Classic Combustion Reaction Experiment
Purpose: Generally in most high school science
classes, a combustion reaction is performed where something is burned and
the effects are measured. This bi-week, Scientific AmeriKen will reproduce
one of these experiments to see whether substances gain or lose weight
Hypothesis: In any combustion reaction, a hydrocarbon
is burned in oxygen to produce carbon dioxide and water. (see
below diagram) Because oxygen is being added and converted into the
heavier molecules of water and carbon dioxide, then it is hypothesized
that the burning of hydrocarbons results in heavier substances.
Equipment: needed for this experiment is a scale,
some kind of hydrocarbons (used in this experiment were saltine crackers),
matches, 2 plates, pen and paper.
Procedure: The first step is to weigh the crackers
and the plates. Record their weights. Then Burn the cracker and place the
plate above the burning cracker to catch the water vapor and place a place
below the crackers to catch the any excess substances. Record the final
weights and compare.
|Two plates & unburned cracker
|Two plates & burned cracker
|Net gain or loss
Conclusion: Based on the results it would seem
that substances lose weight when they are burned. These results contradict
the hypothesis, however, it is noted that during testing some of the smoke

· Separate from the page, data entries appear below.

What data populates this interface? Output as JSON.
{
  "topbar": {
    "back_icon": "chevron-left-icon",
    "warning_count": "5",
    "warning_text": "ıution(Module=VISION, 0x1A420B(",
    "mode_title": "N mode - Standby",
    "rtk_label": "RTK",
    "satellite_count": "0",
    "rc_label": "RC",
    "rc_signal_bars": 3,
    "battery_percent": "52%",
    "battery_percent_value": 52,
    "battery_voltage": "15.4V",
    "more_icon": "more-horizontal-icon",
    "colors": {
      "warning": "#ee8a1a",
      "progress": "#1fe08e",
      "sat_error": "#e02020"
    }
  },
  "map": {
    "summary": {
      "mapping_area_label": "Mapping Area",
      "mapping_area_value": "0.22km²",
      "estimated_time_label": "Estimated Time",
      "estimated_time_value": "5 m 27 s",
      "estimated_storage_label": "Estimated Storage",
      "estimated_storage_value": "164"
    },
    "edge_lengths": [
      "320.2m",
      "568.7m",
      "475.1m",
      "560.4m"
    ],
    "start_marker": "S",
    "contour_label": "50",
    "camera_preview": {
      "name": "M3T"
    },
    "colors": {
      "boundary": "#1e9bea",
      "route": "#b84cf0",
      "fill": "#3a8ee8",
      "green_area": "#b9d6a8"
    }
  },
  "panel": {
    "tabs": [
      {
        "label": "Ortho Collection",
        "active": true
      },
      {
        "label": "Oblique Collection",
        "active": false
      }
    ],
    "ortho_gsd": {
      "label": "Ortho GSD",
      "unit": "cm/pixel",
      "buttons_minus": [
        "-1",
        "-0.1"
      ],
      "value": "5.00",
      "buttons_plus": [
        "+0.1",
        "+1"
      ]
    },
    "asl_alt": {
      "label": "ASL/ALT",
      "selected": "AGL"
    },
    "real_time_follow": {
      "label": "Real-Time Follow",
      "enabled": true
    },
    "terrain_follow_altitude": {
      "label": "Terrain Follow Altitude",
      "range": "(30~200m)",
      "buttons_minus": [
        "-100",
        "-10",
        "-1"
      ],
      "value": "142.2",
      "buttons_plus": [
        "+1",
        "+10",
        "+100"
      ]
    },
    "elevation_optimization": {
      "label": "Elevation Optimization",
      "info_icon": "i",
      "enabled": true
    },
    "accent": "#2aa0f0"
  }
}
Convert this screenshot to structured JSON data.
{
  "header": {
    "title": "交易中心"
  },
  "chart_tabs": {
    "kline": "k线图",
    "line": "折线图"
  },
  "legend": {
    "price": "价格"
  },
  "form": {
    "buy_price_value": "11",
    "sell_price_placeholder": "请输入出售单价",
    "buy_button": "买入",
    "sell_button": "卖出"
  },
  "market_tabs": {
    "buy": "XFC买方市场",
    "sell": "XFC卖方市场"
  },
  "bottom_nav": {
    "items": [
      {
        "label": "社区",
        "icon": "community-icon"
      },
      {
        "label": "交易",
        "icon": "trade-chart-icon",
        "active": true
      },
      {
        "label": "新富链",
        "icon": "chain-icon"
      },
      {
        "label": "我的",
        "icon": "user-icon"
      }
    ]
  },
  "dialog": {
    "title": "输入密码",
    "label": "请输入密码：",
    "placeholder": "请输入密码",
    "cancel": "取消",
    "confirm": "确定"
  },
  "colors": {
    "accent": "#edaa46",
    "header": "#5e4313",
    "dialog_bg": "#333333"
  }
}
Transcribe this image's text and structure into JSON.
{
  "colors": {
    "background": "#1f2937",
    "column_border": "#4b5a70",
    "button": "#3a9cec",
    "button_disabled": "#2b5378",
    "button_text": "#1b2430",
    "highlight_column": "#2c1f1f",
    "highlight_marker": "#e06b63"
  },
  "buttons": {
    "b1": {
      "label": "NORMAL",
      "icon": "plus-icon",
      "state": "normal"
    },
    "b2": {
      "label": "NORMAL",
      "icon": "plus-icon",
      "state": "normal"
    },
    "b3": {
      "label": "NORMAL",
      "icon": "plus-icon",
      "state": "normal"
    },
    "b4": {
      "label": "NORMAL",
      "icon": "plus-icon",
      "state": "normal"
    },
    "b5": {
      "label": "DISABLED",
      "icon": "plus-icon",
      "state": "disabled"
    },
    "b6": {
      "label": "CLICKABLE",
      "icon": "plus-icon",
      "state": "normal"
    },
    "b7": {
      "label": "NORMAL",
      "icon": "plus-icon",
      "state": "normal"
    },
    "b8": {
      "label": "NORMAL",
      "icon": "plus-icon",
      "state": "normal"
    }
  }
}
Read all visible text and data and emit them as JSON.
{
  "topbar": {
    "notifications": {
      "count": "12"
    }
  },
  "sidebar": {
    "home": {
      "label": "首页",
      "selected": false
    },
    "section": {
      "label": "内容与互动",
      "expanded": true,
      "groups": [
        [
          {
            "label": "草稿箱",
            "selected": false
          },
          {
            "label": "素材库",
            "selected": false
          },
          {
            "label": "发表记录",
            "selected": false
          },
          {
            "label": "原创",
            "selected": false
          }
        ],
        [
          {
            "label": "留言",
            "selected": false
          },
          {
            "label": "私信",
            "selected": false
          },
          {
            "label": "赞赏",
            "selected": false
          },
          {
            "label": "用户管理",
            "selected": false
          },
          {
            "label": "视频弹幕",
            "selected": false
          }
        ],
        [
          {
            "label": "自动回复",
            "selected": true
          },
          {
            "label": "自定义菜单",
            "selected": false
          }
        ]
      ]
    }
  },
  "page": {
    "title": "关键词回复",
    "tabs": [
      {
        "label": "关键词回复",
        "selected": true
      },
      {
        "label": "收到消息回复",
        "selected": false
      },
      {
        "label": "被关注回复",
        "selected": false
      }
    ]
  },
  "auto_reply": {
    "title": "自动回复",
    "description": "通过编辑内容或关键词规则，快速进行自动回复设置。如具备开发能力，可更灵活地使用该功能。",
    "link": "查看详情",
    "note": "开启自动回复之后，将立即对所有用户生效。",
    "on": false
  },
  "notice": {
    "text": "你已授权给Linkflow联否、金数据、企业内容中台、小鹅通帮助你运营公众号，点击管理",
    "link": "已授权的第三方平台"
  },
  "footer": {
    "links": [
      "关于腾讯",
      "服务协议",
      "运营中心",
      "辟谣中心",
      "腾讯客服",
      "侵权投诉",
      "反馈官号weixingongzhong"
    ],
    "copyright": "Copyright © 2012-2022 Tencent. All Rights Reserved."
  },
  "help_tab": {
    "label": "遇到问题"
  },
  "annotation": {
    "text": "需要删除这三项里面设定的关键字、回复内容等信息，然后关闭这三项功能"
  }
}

escaped from the plate, which may account for the loss of weight. Further
experimenting should be done on this, however, seeing as it is a usual
high school experiment, it was probably not even designed to work right
in the first place.
to Scientific AmeriKen